More light... from silicon

Silicon is the key material for microelectronics. A major technological breakthrough would be the efficient emission of light from silicon based materials. This would allow to manufacture silicon based light emitters with the same technology used in the highly advanced silicon microelectronics industry. As a result light emitters for short distance data transmission could be realized which can be produced more cost efficient than compound semiconductor materials like GaAs and InP. The light emitters could form the basis for silicon optoelectronic components. A long term goal is the realization of an optical interconnect technology, as it is pursued e.g. by leading chip manufacturers like Intel Corp. (http://www.intel.com/technology/itj/index.htm). The last words of the famous German poet Goethe (1749-1832) were “more light...” which is now echoed as “more light from silicon” from researchers worldwide.

Dresden, July 12, 2004.

The Forschungszentrum Dresden-Rossendorf (FZD) has been active in research on silicon based light emitters for several years. Most recently the first silicon based light emitter for the UV could be realized which finds strong interest for bio-sensor applications (press release from FZR, 29.06.2004). For data communication, however, longer wavelengths are of interest, especially in the near infrared wavelength range. From a fundamental physics point of view silicon is a most inappropriate material for light emission (due to its so called “indirect bandgap”). This fact has stimulated worldwide research activities in the last decade to circumvent this fundamental problem.

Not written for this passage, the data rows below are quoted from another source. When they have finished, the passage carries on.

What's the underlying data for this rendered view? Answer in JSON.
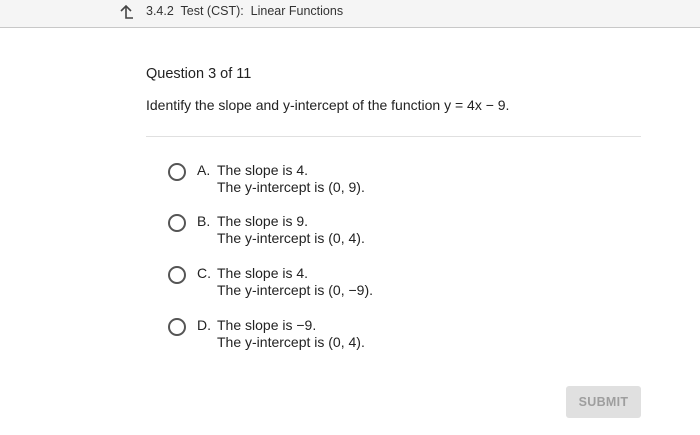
{
  "header": {
    "breadcrumb": "3.4.2  Test (CST):  Linear Functions",
    "back_icon": "return-arrow-icon"
  },
  "question": {
    "progress": "Question 3 of 11",
    "prompt": "Identify the slope and y-intercept of the function y = 4x − 9."
  },
  "choices": [
    {
      "letter": "A.",
      "line1": "The slope is 4.",
      "line2": "The y-intercept is (0, 9)."
    },
    {
      "letter": "B.",
      "line1": "The slope is 9.",
      "line2": "The y-intercept is (0, 4)."
    },
    {
      "letter": "C.",
      "line1": "The slope is 4.",
      "line2": "The y-intercept is (0, −9)."
    },
    {
      "letter": "D.",
      "line1": "The slope is −9.",
      "line2": "The y-intercept is (0, 4)."
    }
  ],
  "footer": {
    "submit_label": "SUBMIT"
  },
  "colors": {
    "topbar_bg": "#f5f5f5",
    "submit_bg": "#e0e0e0",
    "submit_text": "#9e9e9e"
  }
}
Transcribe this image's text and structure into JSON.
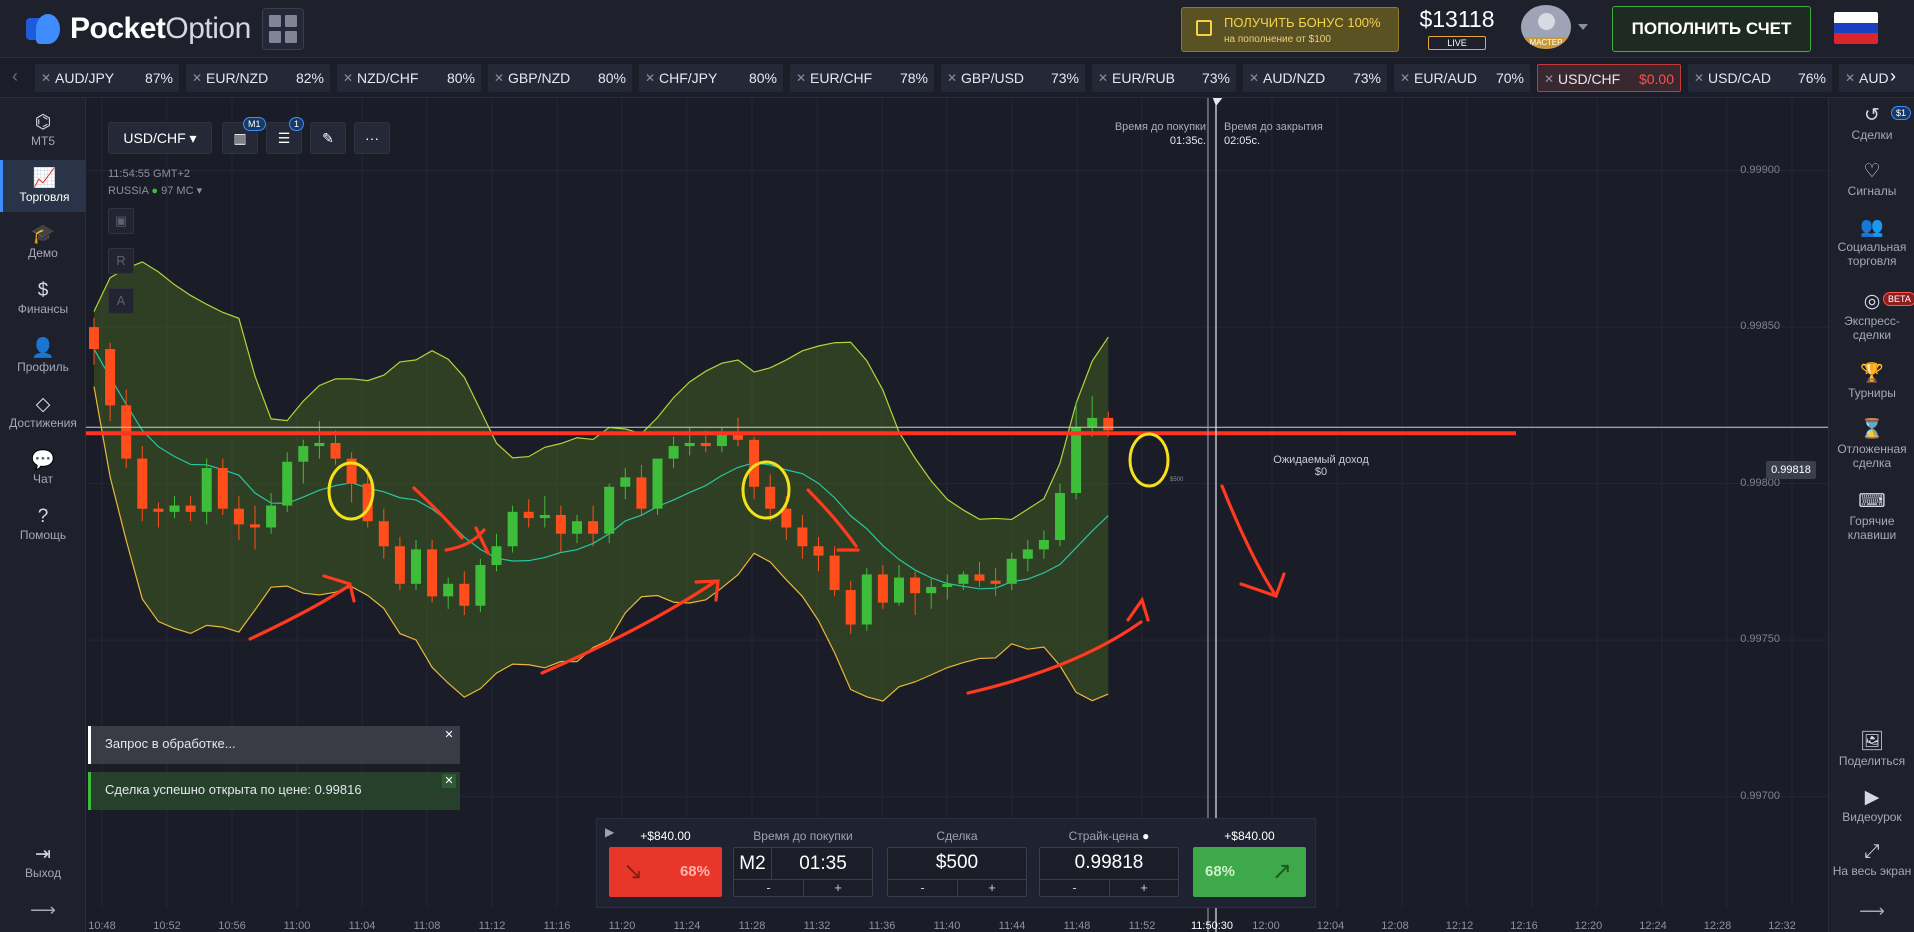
{
  "header": {
    "brand_bold": "Pocket",
    "brand_light": "Option",
    "bonus_line1": "ПОЛУЧИТЬ БОНУС 100%",
    "bonus_line2": "на пополнение от $100",
    "balance": "$13118",
    "account_type": "LIVE",
    "level": "МАСТЕР",
    "deposit_label": "ПОПОЛНИТЬ СЧЕТ"
  },
  "tickers": [
    {
      "pair": "AUD/JPY",
      "payout": "87%"
    },
    {
      "pair": "EUR/NZD",
      "payout": "82%"
    },
    {
      "pair": "NZD/CHF",
      "payout": "80%"
    },
    {
      "pair": "GBP/NZD",
      "payout": "80%"
    },
    {
      "pair": "CHF/JPY",
      "payout": "80%"
    },
    {
      "pair": "EUR/CHF",
      "payout": "78%"
    },
    {
      "pair": "GBP/USD",
      "payout": "73%"
    },
    {
      "pair": "EUR/RUB",
      "payout": "73%"
    },
    {
      "pair": "AUD/NZD",
      "payout": "73%"
    },
    {
      "pair": "EUR/AUD",
      "payout": "70%"
    },
    {
      "pair": "USD/CHF",
      "payout": "$0.00"
    },
    {
      "pair": "USD/CAD",
      "payout": "76%"
    },
    {
      "pair": "AUD",
      "payout": ""
    }
  ],
  "left_nav": [
    {
      "icon": "mt5-icon",
      "label": "MT5"
    },
    {
      "icon": "chart-icon",
      "label": "Торговля"
    },
    {
      "icon": "demo-icon",
      "label": "Демо"
    },
    {
      "icon": "dollar-icon",
      "label": "Финансы"
    },
    {
      "icon": "user-icon",
      "label": "Профиль"
    },
    {
      "icon": "diamond-icon",
      "label": "Достижения"
    },
    {
      "icon": "chat-icon",
      "label": "Чат"
    },
    {
      "icon": "help-icon",
      "label": "Помощь"
    },
    {
      "icon": "exit-icon",
      "label": "Выход"
    }
  ],
  "right_nav": [
    {
      "icon": "history-icon",
      "label": "Сделки"
    },
    {
      "icon": "signals-icon",
      "label": "Сигналы"
    },
    {
      "icon": "social-icon",
      "label": "Социальная торговля"
    },
    {
      "icon": "express-icon",
      "label": "Экспресс-сделки"
    },
    {
      "icon": "trophy-icon",
      "label": "Турниры"
    },
    {
      "icon": "hourglass-icon",
      "label": "Отложенная сделка"
    },
    {
      "icon": "keyboard-icon",
      "label": "Горячие клавиши"
    },
    {
      "icon": "share-icon",
      "label": "Поделиться"
    },
    {
      "icon": "video-icon",
      "label": "Видеоурок"
    },
    {
      "icon": "fullscreen-icon",
      "label": "На весь экран"
    }
  ],
  "badges": {
    "deals": "$1",
    "express": "BETA",
    "timeframe": "M1",
    "indicators": "1"
  },
  "chart": {
    "symbol": "USD/CHF",
    "server_time": "11:54:55 GMT+2",
    "region": "RUSSIA",
    "ping": "97 МС",
    "buy_time_label": "Время до покупки",
    "buy_time": "01:35с.",
    "close_time_label": "Время до закрытия",
    "close_time": "02:05с.",
    "expected_label": "Ожидаемый доход",
    "expected_value": "$0",
    "current_price": "0.99818",
    "price_ticks": [
      "0.99900",
      "0.99850",
      "0.99800",
      "0.99750",
      "0.99700"
    ],
    "time_ticks": [
      "10:48",
      "10:52",
      "10:56",
      "11:00",
      "11:04",
      "11:08",
      "11:12",
      "11:16",
      "11:20",
      "11:24",
      "11:28",
      "11:32",
      "11:36",
      "11:40",
      "11:44",
      "11:48",
      "11:52",
      "11:50:30",
      "12:00",
      "12:04",
      "12:08",
      "12:12",
      "12:16",
      "12:20",
      "12:24",
      "12:28",
      "12:32"
    ],
    "side_buttons": [
      "R",
      "A"
    ],
    "deal_marker": "$500"
  },
  "notifications": {
    "processing": "Запрос в обработке...",
    "success": "Сделка успешно открыта по цене: 0.99816"
  },
  "trade_panel": {
    "sell_profit": "+$840.00",
    "buy_profit": "+$840.00",
    "sell_pct": "68%",
    "buy_pct": "68%",
    "time_label": "Время до покупки",
    "timeframe": "M2",
    "time_value": "01:35",
    "amount_label": "Сделка",
    "amount": "$500",
    "strike_label": "Страйк-цена",
    "strike": "0.99818",
    "minus": "-",
    "plus": "+"
  },
  "colors": {
    "up": "#3ebd3a",
    "down": "#ff4e1c",
    "band": "#4a6a22",
    "bandline": "#b5d33a",
    "midline": "#27c7a0",
    "annotation_red": "#ff3a1f",
    "annotation_yellow": "#f5e11a",
    "price_line": "#ff3320"
  },
  "chart_data": {
    "type": "candlestick",
    "note": "Bollinger bands overlay",
    "candles_ohlc": [
      [
        0.9985,
        0.99853,
        0.99838,
        0.99843
      ],
      [
        0.99843,
        0.99845,
        0.9982,
        0.99825
      ],
      [
        0.99825,
        0.9983,
        0.99805,
        0.99808
      ],
      [
        0.99808,
        0.99812,
        0.99788,
        0.99792
      ],
      [
        0.99792,
        0.99794,
        0.99786,
        0.99791
      ],
      [
        0.99791,
        0.99796,
        0.99789,
        0.99793
      ],
      [
        0.99793,
        0.99796,
        0.99788,
        0.99791
      ],
      [
        0.99791,
        0.99808,
        0.99787,
        0.99805
      ],
      [
        0.99805,
        0.99808,
        0.9979,
        0.99792
      ],
      [
        0.99792,
        0.99796,
        0.99782,
        0.99787
      ],
      [
        0.99787,
        0.99793,
        0.99779,
        0.99786
      ],
      [
        0.99786,
        0.99797,
        0.99784,
        0.99793
      ],
      [
        0.99793,
        0.9981,
        0.99791,
        0.99807
      ],
      [
        0.99807,
        0.99814,
        0.998,
        0.99812
      ],
      [
        0.99812,
        0.9982,
        0.99808,
        0.99813
      ],
      [
        0.99813,
        0.99817,
        0.99806,
        0.99808
      ],
      [
        0.99808,
        0.9981,
        0.99794,
        0.998
      ],
      [
        0.998,
        0.99805,
        0.99786,
        0.99788
      ],
      [
        0.99788,
        0.99792,
        0.99776,
        0.9978
      ],
      [
        0.9978,
        0.99783,
        0.99766,
        0.99768
      ],
      [
        0.99768,
        0.99782,
        0.99766,
        0.99779
      ],
      [
        0.99779,
        0.99782,
        0.99762,
        0.99764
      ],
      [
        0.99764,
        0.9977,
        0.9976,
        0.99768
      ],
      [
        0.99768,
        0.99772,
        0.99758,
        0.99761
      ],
      [
        0.99761,
        0.99776,
        0.99759,
        0.99774
      ],
      [
        0.99774,
        0.99784,
        0.99772,
        0.9978
      ],
      [
        0.9978,
        0.99793,
        0.99778,
        0.99791
      ],
      [
        0.99791,
        0.99795,
        0.99786,
        0.99789
      ],
      [
        0.99789,
        0.99796,
        0.99786,
        0.9979
      ],
      [
        0.9979,
        0.99793,
        0.99778,
        0.99784
      ],
      [
        0.99784,
        0.9979,
        0.99781,
        0.99788
      ],
      [
        0.99788,
        0.99793,
        0.9978,
        0.99784
      ],
      [
        0.99784,
        0.998,
        0.99781,
        0.99799
      ],
      [
        0.99799,
        0.99805,
        0.99795,
        0.99802
      ],
      [
        0.99802,
        0.99806,
        0.9979,
        0.99792
      ],
      [
        0.99792,
        0.99805,
        0.9979,
        0.99808
      ],
      [
        0.99808,
        0.99815,
        0.99805,
        0.99812
      ],
      [
        0.99812,
        0.99818,
        0.99809,
        0.99813
      ],
      [
        0.99813,
        0.99817,
        0.9981,
        0.99812
      ],
      [
        0.99812,
        0.99818,
        0.9981,
        0.99816
      ],
      [
        0.99816,
        0.99821,
        0.99812,
        0.99814
      ],
      [
        0.99814,
        0.99815,
        0.99795,
        0.99799
      ],
      [
        0.99799,
        0.99803,
        0.99788,
        0.99792
      ],
      [
        0.99792,
        0.99796,
        0.99782,
        0.99786
      ],
      [
        0.99786,
        0.9979,
        0.99776,
        0.9978
      ],
      [
        0.9978,
        0.99783,
        0.99772,
        0.99777
      ],
      [
        0.99777,
        0.9978,
        0.99764,
        0.99766
      ],
      [
        0.99766,
        0.99769,
        0.99752,
        0.99755
      ],
      [
        0.99755,
        0.99773,
        0.99753,
        0.99771
      ],
      [
        0.99771,
        0.99774,
        0.9976,
        0.99762
      ],
      [
        0.99762,
        0.99774,
        0.99761,
        0.9977
      ],
      [
        0.9977,
        0.99772,
        0.99758,
        0.99765
      ],
      [
        0.99765,
        0.9977,
        0.9976,
        0.99767
      ],
      [
        0.99767,
        0.99771,
        0.99763,
        0.99768
      ],
      [
        0.99768,
        0.99772,
        0.99766,
        0.99771
      ],
      [
        0.99771,
        0.99775,
        0.99767,
        0.99769
      ],
      [
        0.99769,
        0.99773,
        0.99764,
        0.99768
      ],
      [
        0.99768,
        0.99778,
        0.99766,
        0.99776
      ],
      [
        0.99776,
        0.99782,
        0.99772,
        0.99779
      ],
      [
        0.99779,
        0.99785,
        0.99776,
        0.99782
      ],
      [
        0.99782,
        0.998,
        0.9978,
        0.99797
      ],
      [
        0.99797,
        0.99826,
        0.99795,
        0.99818
      ],
      [
        0.99818,
        0.99828,
        0.99815,
        0.99821
      ],
      [
        0.99821,
        0.99823,
        0.99815,
        0.99817
      ]
    ],
    "ylim": [
      0.9969,
      0.9992
    ]
  }
}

Now researchers from FZD succeeded to increase the light emission from silicon at a wavelength of 1100 nm. The electrically driven devices are based on silicon diodes which are modified by ion implantation of Boron atoms at high doses. The microscopic modifications of the silicon lead to an enhancement of the electroluminescence by a factor 1000 (1). However, one fundamental problem still exists: only a small portion of the generated light is able to escape the semiconductor with more than 95% being fenced in. This rather fundamental detriment could be circumvented by employing a new microresonator concept, which further enhances the emission at a desired wavelength and yield a higher directionality of the light output. For this purpose the silicon diode is prepared on a metallic reflector layer made from cobaltsilizide which is buried some 100 nanometer beneath the silicon surface. This metallic layer forms the bottom mirror of the microresonator and at the same time the electric contact to the diode. The preparation of the buried silizide mirror was done by the Forschungszentrum Jülich. The top mirror of the microresonator is formed by multilayers of silicon and silicon dioxide, which are deposited with nanometer accuracy on top of the diode in the cleanroom of the FZD.

“Microresonator concepts are well known since the early 90s”, says Thomas Dekorsy, head of the spectroscopy division at the FZD. “The primary difficulty is that mirrors for microresonators usually consist of isolating materials, thus hampering the preparation of electrical contacts to the diode. We solved this problem with our concept while keeping the compatibility with silicon process technology.”

With this microresonator concept the efficiency of the silicon diodes could be further enhanced, whereas the theoretical limits of this concept are still much higher. These limits can be easily reached by changes to the presently used process technology. The microresonator concept has been filed as a patent (2) and has first been published in Electronics Letters, July 8th 2004 (3).

(1) Origin of anomalous temperature dependence and high efficiency of silicon light-emitting diodes, J. Sun et al., Applied Physics Letters vol. 83, pp. 3385-3887 (2003)
(2) Silicon based optoelectronic device, T. Dekorsy et al., filed at Deutsches Patentamt (10348269.5)
(3) Silicon based electrically driven microcavity LED, J. Potfajova et al., Electronics Letters vol. 40, pp. 904-906 (2004) http://ioj.iee.org.uk/journals/el/2004/14/

Part of a wafer with silicon diodes


Contact at FZD:
Prof. Manfred Helm
Institute of Ion Beam Physics and Materials Research
Tel.: ++ 49 351 260-2260

Contact for the press:
Dr. Christine Bohnet
Public Relations
Tel.: ++ 49 351 260 2450
Fax: ++ 49 351 260 2700

P.O. Box 51 01 19 / 01314 Dresden/Germany